### Recorded information
------
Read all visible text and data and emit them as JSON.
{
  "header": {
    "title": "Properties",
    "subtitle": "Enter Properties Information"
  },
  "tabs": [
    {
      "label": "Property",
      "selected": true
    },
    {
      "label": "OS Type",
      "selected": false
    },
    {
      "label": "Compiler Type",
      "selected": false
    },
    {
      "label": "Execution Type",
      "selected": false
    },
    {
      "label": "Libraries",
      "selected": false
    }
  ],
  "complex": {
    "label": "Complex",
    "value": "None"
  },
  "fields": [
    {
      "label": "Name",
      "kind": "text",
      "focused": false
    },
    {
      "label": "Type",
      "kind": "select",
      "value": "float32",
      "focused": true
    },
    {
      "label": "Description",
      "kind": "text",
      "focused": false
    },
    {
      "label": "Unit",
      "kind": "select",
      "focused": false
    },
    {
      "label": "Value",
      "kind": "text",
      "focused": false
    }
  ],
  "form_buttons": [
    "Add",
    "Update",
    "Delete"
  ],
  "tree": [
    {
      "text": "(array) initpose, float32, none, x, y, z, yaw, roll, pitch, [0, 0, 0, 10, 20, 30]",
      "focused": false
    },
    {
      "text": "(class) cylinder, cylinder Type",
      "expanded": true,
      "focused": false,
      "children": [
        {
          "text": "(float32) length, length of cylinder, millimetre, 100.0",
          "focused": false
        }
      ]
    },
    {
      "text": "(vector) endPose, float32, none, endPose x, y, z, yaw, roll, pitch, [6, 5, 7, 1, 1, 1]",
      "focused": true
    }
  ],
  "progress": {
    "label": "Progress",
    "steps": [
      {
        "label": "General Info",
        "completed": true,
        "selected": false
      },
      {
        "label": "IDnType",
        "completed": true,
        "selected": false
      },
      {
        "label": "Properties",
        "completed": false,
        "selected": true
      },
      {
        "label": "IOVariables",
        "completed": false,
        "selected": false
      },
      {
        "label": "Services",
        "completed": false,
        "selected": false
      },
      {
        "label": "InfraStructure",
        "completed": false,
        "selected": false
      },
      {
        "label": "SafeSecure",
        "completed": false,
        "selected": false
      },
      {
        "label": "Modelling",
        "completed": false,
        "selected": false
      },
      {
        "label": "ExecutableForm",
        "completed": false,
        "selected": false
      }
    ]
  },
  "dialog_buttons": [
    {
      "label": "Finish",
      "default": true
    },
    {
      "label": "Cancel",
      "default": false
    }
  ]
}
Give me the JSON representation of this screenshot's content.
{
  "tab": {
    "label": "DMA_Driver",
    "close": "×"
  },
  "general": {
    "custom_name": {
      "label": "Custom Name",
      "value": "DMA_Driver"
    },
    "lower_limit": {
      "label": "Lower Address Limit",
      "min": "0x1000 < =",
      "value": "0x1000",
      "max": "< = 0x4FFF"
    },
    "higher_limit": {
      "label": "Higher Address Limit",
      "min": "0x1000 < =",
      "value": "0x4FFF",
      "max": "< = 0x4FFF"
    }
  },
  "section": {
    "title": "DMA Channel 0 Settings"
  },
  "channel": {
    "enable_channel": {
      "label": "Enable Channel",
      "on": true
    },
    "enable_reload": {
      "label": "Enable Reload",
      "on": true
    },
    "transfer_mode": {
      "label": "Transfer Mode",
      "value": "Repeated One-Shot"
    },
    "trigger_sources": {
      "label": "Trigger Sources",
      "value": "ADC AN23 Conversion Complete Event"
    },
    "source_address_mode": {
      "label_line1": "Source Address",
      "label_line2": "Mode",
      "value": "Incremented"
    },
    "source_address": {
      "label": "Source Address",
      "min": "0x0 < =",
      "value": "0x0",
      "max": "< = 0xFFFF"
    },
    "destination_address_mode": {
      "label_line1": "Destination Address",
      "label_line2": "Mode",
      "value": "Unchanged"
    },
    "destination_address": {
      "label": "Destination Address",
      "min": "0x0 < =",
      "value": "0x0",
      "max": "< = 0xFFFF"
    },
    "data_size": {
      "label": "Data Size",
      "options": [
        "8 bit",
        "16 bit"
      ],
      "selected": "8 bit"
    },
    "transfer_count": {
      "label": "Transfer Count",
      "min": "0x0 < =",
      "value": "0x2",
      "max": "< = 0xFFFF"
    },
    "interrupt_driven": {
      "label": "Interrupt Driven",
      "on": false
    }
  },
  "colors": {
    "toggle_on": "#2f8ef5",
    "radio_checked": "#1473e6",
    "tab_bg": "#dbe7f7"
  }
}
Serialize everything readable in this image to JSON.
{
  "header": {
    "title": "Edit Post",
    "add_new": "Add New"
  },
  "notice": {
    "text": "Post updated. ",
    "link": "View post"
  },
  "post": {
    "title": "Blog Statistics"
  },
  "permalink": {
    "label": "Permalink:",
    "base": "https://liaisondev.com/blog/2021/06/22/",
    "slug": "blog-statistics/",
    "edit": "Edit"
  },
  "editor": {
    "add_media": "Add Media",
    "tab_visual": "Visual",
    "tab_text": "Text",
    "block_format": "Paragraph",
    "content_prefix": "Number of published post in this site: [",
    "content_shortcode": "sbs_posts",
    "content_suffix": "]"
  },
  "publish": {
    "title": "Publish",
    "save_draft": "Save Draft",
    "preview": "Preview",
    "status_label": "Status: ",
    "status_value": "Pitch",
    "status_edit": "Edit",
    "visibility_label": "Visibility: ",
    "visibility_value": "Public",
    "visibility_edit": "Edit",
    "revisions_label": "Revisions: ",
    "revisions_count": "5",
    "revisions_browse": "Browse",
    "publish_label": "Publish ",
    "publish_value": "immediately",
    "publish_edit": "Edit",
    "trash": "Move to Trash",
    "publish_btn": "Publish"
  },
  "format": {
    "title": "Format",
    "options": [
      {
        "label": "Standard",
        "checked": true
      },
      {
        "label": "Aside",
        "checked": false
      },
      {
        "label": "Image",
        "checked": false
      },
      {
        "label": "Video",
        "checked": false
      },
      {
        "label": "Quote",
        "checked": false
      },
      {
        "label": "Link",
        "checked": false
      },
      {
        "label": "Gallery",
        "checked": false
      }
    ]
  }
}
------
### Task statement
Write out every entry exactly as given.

### Written answer
Read all visible text and data and emit them as JSON.
{
  "header": {
    "title": "Properties",
    "subtitle": "Enter Properties Information"
  },
  "tabs": [
    {
      "label": "Property",
      "selected": true
    },
    {
      "label": "OS Type",
      "selected": false
    },
    {
      "label": "Compiler Type",
      "selected": false
    },
    {
      "label": "Execution Type",
      "selected": false
    },
    {
      "label": "Libraries",
      "selected": false
    }
  ],
  "complex": {
    "label": "Complex",
    "value": "None"
  },
  "fields": [
    {
      "label": "Name",
      "kind": "text",
      "focused": false
    },
    {
      "label": "Type",
      "kind": "select",
      "value": "float32",
      "focused": true
    },
    {
      "label": "Description",
      "kind": "text",
      "focused": false
    },
    {
      "label": "Unit",
      "kind": "select",
      "focused": false
    },
    {
      "label": "Value",
      "kind": "text",
      "focused": false
    }
  ],
  "form_buttons": [
    "Add",
    "Update",
    "Delete"
  ],
  "tree": [
    {
      "text": "(array) initpose, float32, none, x, y, z, yaw, roll, pitch, [0, 0, 0, 10, 20, 30]",
      "focused": false
    },
    {
      "text": "(class) cylinder, cylinder Type",
      "expanded": true,
      "focused": false,
      "children": [
        {
          "text": "(float32) length, length of cylinder, millimetre, 100.0",
          "focused": false
        }
      ]
    },
    {
      "text": "(vector) endPose, float32, none, endPose x, y, z, yaw, roll, pitch, [6, 5, 7, 1, 1, 1]",
      "focused": true
    }
  ],
  "progress": {
    "label": "Progress",
    "steps": [
      {
        "label": "General Info",
        "completed": true,
        "selected": false
      },
      {
        "label": "IDnType",
        "completed": true,
        "selected": false
      },
      {
        "label": "Properties",
        "completed": false,
        "selected": true
      },
      {
        "label": "IOVariables",
        "completed": false,
        "selected": false
      },
      {
        "label": "Services",
        "completed": false,
        "selected": false
      },
      {
        "label": "InfraStructure",
        "completed": false,
        "selected": false
      },
      {
        "label": "SafeSecure",
        "completed": false,
        "selected": false
      },
      {
        "label": "Modelling",
        "completed": false,
        "selected": false
      },
      {
        "label": "ExecutableForm",
        "completed": false,
        "selected": false
      }
    ]
  },
  "dialog_buttons": [
    {
      "label": "Finish",
      "default": true
    },
    {
      "label": "Cancel",
      "default": false
    }
  ]
}
Give me the JSON representation of this screenshot's content.
{
  "tab": {
    "label": "DMA_Driver",
    "close": "×"
  },
  "general": {
    "custom_name": {
      "label": "Custom Name",
      "value": "DMA_Driver"
    },
    "lower_limit": {
      "label": "Lower Address Limit",
      "min": "0x1000 < =",
      "value": "0x1000",
      "max": "< = 0x4FFF"
    },
    "higher_limit": {
      "label": "Higher Address Limit",
      "min": "0x1000 < =",
      "value": "0x4FFF",
      "max": "< = 0x4FFF"
    }
  },
  "section": {
    "title": "DMA Channel 0 Settings"
  },
  "channel": {
    "enable_channel": {
      "label": "Enable Channel",
      "on": true
    },
    "enable_reload": {
      "label": "Enable Reload",
      "on": true
    },
    "transfer_mode": {
      "label": "Transfer Mode",
      "value": "Repeated One-Shot"
    },
    "trigger_sources": {
      "label": "Trigger Sources",
      "value": "ADC AN23 Conversion Complete Event"
    },
    "source_address_mode": {
      "label_line1": "Source Address",
      "label_line2": "Mode",
      "value": "Incremented"
    },
    "source_address": {
      "label": "Source Address",
      "min": "0x0 < =",
      "value": "0x0",
      "max": "< = 0xFFFF"
    },
    "destination_address_mode": {
      "label_line1": "Destination Address",
      "label_line2": "Mode",
      "value": "Unchanged"
    },
    "destination_address": {
      "label": "Destination Address",
      "min": "0x0 < =",
      "value": "0x0",
      "max": "< = 0xFFFF"
    },
    "data_size": {
      "label": "Data Size",
      "options": [
        "8 bit",
        "16 bit"
      ],
      "selected": "8 bit"
    },
    "transfer_count": {
      "label": "Transfer Count",
      "min": "0x0 < =",
      "value": "0x2",
      "max": "< = 0xFFFF"
    },
    "interrupt_driven": {
      "label": "Interrupt Driven",
      "on": false
    }
  },
  "colors": {
    "toggle_on": "#2f8ef5",
    "radio_checked": "#1473e6",
    "tab_bg": "#dbe7f7"
  }
}
Serialize everything readable in this image to JSON.
{
  "header": {
    "title": "Edit Post",
    "add_new": "Add New"
  },
  "notice": {
    "text": "Post updated. ",
    "link": "View post"
  },
  "post": {
    "title": "Blog Statistics"
  },
  "permalink": {
    "label": "Permalink:",
    "base": "https://liaisondev.com/blog/2021/06/22/",
    "slug": "blog-statistics/",
    "edit": "Edit"
  },
  "editor": {
    "add_media": "Add Media",
    "tab_visual": "Visual",
    "tab_text": "Text",
    "block_format": "Paragraph",
    "content_prefix": "Number of published post in this site: [",
    "content_shortcode": "sbs_posts",
    "content_suffix": "]"
  },
  "publish": {
    "title": "Publish",
    "save_draft": "Save Draft",
    "preview": "Preview",
    "status_label": "Status: ",
    "status_value": "Pitch",
    "status_edit": "Edit",
    "visibility_label": "Visibility: ",
    "visibility_value": "Public",
    "visibility_edit": "Edit",
    "revisions_label": "Revisions: ",
    "revisions_count": "5",
    "revisions_browse": "Browse",
    "publish_label": "Publish ",
    "publish_value": "immediately",
    "publish_edit": "Edit",
    "trash": "Move to Trash",
    "publish_btn": "Publish"
  },
  "format": {
    "title": "Format",
    "options": [
      {
        "label": "Standard",
        "checked": true
      },
      {
        "label": "Aside",
        "checked": false
      },
      {
        "label": "Image",
        "checked": false
      },
      {
        "label": "Video",
        "checked": false
      },
      {
        "label": "Quote",
        "checked": false
      },
      {
        "label": "Link",
        "checked": false
      },
      {
        "label": "Gallery",
        "checked": false
      }
    ]
  }
}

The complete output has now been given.